Two years earlier, while Osborne was running Cameron’s leadership campaign, the left-leaning Sunday Mirror was about to run an expose of youthful drug-taking about Osborne in the weekend before the leadership election. In what in Fleet Street is called a ‘”spoiler,” somehow Coulson’s News of the World managed to get advance notice of its rival’s exclusive story, and Osborne went on the record for the newspaper, denying the allegations. As the prominent phone hacking victims lawyer Mark Lewis has pointed out, the News of the World published a much more favorable account of events that, if anything, made Osborne look less posh and aloof. The threat to Cameron’s campaign was averted, and he was elected leader at the Conservative Party conference days later.
All these pluses may have made Coulson’s ties to the hacking scandal—which News International had claimed was the work of a rogue reporter—seem well worth the risk. His salary while working for the Conservative party was reported at the time to be over $900,000 a year, but last year it emerged that some of this was his severance package from News International employee, paid in installments.
Coulson followed his boss into No. 10 Downing Street after Cameron emerged from the May 2010 elections as the head of a new coalition government.
The gamble paid off. Coulson followed his boss into No. 10 Downing Street after Cameron emerged from the May 2010 elections as the head of a new coalition government. He was installed as the official press supremo on a $280,000 government salary. After the phone-hacking scandal erupted last summer, it emerged there were warnings about his background from senior figures on both the left and right, including Guardian editor Alan Rusbridger, former Liberal Democrat Leader Paddy Ashdown and Conservative columnist Peter Oborne. According to a report in the Times yesterday, there was even concern expressed by the royal family, who thought the appointment would only last while the Conservatives were in opposition.
But Cameron kept his spinmeister and media enforcer, even skipping the vetting and security checks that are the norm with anyone at the heart of government and access to state secrets. It was only in January last year, when the police reopened their files to examine hundreds of alleged hacking victims and allegations about his involvement in the growing scandal intensified, that Coulson resigned from the job.
He was arrested by police on suspicion of illegal payment to police officers and phone hacking in July 2011, days after the Milly Dowler story broke. Like most of the other 50 or so suspects arrested over the last year, he has not been charged.
Restrictions forbidding questions that might infringe on any ongoing police investigation or future trial will mean the barristers at the Royal Courts will have to take special care over the phone-hacking issue today. But points of interest will likely include Coulson’s remuneration from News International during his time as spinmeister, his security clearances while in Number 10, and to what extent he was aware of Project Rubicon—News Corp.’s long-term strategic plan to make sure its $16 billion bid for BSkyB would not be hindered by the regulators—as he testifies under oath before Lord Justice Leveson.
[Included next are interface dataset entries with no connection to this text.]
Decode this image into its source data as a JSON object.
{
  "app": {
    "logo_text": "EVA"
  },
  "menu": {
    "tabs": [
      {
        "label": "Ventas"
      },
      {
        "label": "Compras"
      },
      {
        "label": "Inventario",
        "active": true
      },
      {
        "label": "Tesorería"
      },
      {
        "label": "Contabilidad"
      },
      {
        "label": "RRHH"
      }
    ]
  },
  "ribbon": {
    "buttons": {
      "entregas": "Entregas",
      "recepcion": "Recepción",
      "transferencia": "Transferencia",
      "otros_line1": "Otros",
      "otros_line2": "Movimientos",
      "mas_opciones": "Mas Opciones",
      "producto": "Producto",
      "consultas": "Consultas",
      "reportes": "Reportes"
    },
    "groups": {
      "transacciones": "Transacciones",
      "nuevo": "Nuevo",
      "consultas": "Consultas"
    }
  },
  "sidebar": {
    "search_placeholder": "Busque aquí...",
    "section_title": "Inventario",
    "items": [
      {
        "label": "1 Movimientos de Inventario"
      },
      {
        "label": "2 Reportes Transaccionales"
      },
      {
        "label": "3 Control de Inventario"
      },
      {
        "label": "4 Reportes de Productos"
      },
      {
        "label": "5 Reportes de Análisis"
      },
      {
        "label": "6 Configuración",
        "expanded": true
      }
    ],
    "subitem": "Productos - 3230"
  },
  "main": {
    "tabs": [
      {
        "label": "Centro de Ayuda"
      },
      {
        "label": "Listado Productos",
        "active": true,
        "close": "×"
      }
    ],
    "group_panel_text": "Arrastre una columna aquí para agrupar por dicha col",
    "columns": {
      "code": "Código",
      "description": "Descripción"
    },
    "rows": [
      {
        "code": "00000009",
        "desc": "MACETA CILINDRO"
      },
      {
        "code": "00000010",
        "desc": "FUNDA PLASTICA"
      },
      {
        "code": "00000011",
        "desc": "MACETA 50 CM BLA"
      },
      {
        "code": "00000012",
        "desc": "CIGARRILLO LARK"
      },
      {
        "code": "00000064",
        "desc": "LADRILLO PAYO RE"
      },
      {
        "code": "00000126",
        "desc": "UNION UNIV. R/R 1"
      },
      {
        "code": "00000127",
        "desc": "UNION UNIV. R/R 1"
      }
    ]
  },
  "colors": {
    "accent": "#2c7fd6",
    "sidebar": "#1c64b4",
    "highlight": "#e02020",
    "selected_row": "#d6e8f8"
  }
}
With Coulson’s journey into the heart of the British government the subject of great scrutiny, it is likely that the prime minister and his chancellor of the exchequer, George Osborne, will feel like they’re taking the stand as well.